But I guess what the **** is the difference? The piece generated a ton of insight and we all spent hours on the phone that week. 

dude this was a great post.  Thanks mate. 

Moral of the story (which is something I have been saying) is that research is half assed and an art at best and total BS at worst…

Not all sell side is the same, though.  I respect Evercore ISI stuff, for example.  At least in my space, they always seem to be on point.

rawraw wrote:

infinitybenzo wrote:

robustening wrote:

Right.

The actual research process just doesn’t pan out for SS analysts. To properly research a piece of legislation or emerging trend that will drive CF of the companies they cover will require a lengthy research process that winds up reaching into areas they lack expertise. The end result is we punt. For instance, the house and senate tax bills are going to bear significant changes for our coverage names. We looked into re-valuing all of the names given different scenarios but quickly realized after talking to a few IR departments that nobody knows wtf is going on. Oh, sweet, an area we might be able to add clarity. So we start trying to figure out what the **** is going on by conducting interviews with tax lawyers. Very quickly we realize that the process will take months and we don’t even know what these bills will look like by then. So, we squash it. Publish a one page report with vague commentary and a half-assed sensitivity analysis attached to the usual 6 pages of SS compliance disclosures.

But I guess what the **** is the difference? The piece generated a ton of insight and we all spent hours on the phone that week. 
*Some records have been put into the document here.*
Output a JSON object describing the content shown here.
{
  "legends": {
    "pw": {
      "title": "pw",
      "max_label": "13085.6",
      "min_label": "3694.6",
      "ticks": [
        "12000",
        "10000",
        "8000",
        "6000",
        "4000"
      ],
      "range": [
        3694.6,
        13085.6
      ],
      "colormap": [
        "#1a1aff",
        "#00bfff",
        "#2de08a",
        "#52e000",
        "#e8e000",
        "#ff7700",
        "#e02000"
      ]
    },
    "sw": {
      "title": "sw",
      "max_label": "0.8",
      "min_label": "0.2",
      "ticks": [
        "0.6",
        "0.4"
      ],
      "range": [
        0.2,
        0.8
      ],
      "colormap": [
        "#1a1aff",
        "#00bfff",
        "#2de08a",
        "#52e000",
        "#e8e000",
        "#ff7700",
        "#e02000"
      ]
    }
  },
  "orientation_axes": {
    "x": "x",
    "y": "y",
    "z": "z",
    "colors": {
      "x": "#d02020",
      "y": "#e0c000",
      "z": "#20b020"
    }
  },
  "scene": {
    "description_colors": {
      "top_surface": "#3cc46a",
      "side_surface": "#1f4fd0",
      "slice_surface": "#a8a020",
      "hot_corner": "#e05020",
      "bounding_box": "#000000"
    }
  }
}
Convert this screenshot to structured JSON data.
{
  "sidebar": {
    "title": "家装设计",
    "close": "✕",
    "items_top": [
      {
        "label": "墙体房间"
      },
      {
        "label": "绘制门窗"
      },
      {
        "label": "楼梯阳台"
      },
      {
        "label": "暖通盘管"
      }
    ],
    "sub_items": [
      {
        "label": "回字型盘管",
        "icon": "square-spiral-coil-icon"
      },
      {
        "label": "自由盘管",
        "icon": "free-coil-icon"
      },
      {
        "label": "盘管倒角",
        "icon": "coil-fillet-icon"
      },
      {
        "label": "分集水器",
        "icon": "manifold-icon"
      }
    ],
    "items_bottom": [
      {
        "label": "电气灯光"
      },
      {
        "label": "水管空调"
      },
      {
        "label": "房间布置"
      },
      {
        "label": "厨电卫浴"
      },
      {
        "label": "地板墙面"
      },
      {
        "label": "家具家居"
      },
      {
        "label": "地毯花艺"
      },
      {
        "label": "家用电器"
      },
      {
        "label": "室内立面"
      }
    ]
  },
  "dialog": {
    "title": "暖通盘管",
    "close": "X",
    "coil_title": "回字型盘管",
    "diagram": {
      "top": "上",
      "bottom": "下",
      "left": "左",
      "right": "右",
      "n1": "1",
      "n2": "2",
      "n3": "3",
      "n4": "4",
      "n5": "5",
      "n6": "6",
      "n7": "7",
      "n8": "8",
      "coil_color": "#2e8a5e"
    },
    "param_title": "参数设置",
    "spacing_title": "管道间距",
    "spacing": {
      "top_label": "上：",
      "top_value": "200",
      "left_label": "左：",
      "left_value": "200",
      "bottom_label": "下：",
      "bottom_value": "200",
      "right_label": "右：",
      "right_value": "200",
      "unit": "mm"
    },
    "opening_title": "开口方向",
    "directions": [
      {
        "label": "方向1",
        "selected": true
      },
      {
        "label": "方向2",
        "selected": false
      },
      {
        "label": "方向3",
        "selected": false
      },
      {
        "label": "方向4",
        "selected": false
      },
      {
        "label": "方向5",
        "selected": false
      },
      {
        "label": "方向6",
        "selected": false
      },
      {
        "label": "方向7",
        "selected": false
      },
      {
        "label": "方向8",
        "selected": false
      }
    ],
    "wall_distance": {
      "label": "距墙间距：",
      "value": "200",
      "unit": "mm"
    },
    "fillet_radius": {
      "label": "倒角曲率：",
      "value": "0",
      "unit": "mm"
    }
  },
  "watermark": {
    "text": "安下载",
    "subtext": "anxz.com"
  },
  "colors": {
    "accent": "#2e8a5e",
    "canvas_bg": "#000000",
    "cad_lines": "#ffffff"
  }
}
dude this was a great post.  Thanks mate. 

Moral of the story (which is something I have been saying) is that research is half assed and an art at best and total BS at worst…

Not all sell side is the same, though.  I respect Evercore ISI stuff, for example.  At least in my space, they always seem to be on point.

Well I was speaking of research overall…for both buyside and sellside.  It’s not really “research”  It is almost offensive to use “research” in equity research because this makes it sound very scientific, professional, complicated, robust, and revolutionary…..Research new drugs to fight cancer, heart disease, diabetes, etc. Research changes in global ocean temperatures and its current flows and how this affect our atmospheric pressures…Research the fifth generation fighter jet for absolute air superiority.  These are research…equity research?? pff that’s cute..It’s so scientific and robust that 90% of active managers fail to beat the market?  

Don’t take my word for it….Your fund really beat the benchmark?  how about the market? on a consistent basis?

Be yourself. The world worships the original.